Wednesday, January 08, 2020

Vision Processing Limitations in Stacked Image Sensors

Arizona State University, Tempe, publishes paper "Stagioni: Temperature management to enable near-sensor processing for energy-efficient high-fidelity imaging" by Venkatesh Kodukula, Saad Katrawala, Britton Jones, Carole-Jean Wu, and Robert LiKamWa (also published in MDPI Sensors).

"Many researchers advocate pushing processing close to the sensor to substantially reduce data movement. However, continuous near-sensor processing raises the sensor temperature, impairing the fidelity of imaging/vision tasks. We characterize the thermal implications of using 3D stacked image sensors with near-sensor vision processing units. Our characterization reveals that near-sensor processing reduces system power but degrades image quality. For reasonable image fidelity, the sensor temperature needs to stay below a threshold, situationally determined by application needs. Fortunately, our characterization also identifies opportunities -- unique to the needs of near-sensor processing -- to regulate temperature based on dynamic visual task requirements and rapidly increase capture quality on demand. Based on our characterization, we propose and investigate two thermal management strategies -- stop-capture-go and seasonal migration -- for imaging-aware thermal management. We present parameters that govern the policy decisions and explore the trade-offs between system power and policy overhead. Our evaluation shows that our novel dynamic thermal management strategies can unlock the energy-efficiency potential of near-sensor processing. For our evaluated tasks, our strategies save up to 53% of system power with negligible performance impact and sustained image fidelity."

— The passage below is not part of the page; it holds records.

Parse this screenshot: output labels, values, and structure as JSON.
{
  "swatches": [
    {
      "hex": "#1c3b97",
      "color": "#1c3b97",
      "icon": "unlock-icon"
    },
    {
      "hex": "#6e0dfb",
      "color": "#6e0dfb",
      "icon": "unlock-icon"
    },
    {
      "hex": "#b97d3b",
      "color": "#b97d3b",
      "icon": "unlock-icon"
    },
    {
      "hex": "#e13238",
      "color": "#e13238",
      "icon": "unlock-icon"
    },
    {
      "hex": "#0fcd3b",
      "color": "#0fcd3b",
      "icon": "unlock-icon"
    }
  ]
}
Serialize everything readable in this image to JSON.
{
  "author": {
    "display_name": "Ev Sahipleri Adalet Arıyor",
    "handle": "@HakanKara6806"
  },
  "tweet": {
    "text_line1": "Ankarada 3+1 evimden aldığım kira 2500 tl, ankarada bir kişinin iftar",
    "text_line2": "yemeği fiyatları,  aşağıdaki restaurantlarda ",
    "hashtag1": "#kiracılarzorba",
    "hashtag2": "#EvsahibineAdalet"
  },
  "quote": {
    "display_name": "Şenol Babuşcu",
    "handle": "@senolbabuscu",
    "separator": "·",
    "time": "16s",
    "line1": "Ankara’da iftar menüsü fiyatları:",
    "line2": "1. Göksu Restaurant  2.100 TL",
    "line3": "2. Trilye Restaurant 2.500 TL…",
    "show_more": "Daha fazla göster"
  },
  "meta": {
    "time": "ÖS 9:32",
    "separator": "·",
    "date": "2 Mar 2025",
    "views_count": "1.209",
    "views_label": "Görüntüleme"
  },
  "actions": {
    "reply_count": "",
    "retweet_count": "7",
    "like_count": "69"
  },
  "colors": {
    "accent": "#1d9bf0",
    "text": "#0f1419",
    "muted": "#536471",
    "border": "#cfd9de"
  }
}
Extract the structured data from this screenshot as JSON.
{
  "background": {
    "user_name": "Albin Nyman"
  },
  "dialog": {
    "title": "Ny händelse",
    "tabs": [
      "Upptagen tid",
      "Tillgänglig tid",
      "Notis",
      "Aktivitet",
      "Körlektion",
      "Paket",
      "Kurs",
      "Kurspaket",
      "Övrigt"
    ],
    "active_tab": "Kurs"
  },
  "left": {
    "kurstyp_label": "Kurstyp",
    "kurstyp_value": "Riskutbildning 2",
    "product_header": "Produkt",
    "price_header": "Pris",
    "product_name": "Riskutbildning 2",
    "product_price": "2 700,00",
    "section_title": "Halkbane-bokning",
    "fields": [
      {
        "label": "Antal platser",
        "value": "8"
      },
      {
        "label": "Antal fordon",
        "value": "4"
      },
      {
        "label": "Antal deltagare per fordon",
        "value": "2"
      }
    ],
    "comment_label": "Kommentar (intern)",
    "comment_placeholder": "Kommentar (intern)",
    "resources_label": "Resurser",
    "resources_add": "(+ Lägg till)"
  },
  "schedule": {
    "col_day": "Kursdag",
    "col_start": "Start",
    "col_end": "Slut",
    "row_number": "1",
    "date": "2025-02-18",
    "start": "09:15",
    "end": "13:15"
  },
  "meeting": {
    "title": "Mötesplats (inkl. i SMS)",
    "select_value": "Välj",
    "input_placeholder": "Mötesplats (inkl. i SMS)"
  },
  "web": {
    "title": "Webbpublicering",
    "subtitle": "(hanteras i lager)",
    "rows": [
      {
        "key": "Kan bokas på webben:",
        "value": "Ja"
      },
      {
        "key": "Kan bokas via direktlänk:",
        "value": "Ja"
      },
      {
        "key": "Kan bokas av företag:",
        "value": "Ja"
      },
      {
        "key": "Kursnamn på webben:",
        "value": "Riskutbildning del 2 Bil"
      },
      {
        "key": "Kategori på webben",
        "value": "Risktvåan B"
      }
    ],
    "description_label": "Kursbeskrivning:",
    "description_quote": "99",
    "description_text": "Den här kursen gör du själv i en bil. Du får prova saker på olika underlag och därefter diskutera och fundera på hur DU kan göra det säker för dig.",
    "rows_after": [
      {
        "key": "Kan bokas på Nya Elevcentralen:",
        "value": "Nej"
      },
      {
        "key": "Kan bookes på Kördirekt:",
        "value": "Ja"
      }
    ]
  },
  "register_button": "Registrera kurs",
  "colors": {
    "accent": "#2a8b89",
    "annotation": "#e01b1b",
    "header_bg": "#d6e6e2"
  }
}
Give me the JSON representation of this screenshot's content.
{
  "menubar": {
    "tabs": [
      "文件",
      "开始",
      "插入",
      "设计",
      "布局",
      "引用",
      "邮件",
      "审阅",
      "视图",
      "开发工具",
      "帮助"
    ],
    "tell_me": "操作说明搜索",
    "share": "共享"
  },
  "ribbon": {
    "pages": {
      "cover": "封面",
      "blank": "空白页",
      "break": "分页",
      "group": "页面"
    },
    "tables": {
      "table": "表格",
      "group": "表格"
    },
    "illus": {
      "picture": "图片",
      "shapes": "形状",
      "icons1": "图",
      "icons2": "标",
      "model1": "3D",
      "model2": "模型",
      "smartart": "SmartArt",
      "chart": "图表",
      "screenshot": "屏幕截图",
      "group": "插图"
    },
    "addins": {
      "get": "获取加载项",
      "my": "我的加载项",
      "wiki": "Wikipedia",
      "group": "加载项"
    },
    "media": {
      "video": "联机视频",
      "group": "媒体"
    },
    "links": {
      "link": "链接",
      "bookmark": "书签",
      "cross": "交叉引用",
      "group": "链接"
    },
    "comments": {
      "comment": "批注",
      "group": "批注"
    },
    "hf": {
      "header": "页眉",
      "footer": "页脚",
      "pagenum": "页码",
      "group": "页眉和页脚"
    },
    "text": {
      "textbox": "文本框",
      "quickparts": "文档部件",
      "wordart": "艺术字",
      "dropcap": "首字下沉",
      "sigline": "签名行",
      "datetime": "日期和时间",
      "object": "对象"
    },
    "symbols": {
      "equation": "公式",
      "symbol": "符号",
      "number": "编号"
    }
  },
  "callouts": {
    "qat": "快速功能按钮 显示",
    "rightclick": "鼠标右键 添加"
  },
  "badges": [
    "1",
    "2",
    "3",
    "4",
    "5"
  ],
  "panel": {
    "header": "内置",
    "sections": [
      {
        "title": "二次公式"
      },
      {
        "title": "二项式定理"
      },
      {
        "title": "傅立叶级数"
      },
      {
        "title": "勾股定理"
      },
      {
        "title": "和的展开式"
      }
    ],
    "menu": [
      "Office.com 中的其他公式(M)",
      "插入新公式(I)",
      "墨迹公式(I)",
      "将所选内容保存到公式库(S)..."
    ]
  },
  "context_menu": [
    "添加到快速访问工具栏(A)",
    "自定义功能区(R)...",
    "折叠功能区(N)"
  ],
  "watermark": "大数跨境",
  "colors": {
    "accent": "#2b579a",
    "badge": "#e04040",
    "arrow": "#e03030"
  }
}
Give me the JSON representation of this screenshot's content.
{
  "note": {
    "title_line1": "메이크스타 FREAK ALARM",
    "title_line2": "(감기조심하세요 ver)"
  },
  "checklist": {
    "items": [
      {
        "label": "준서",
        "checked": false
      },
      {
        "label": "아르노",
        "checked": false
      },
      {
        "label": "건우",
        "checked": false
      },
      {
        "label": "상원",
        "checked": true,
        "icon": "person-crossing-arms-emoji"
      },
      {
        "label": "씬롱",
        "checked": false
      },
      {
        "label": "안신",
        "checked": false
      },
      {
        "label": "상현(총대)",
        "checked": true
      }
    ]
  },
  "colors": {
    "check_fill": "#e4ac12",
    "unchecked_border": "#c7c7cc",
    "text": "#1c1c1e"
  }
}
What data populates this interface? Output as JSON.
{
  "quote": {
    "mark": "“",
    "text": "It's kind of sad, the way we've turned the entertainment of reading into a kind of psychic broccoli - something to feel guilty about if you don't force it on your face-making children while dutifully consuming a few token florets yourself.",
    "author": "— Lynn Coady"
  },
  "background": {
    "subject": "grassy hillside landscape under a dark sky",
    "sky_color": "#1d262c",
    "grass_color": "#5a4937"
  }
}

No comments:

Post a Comment

All comments are moderated to avoid spam and personal attacks.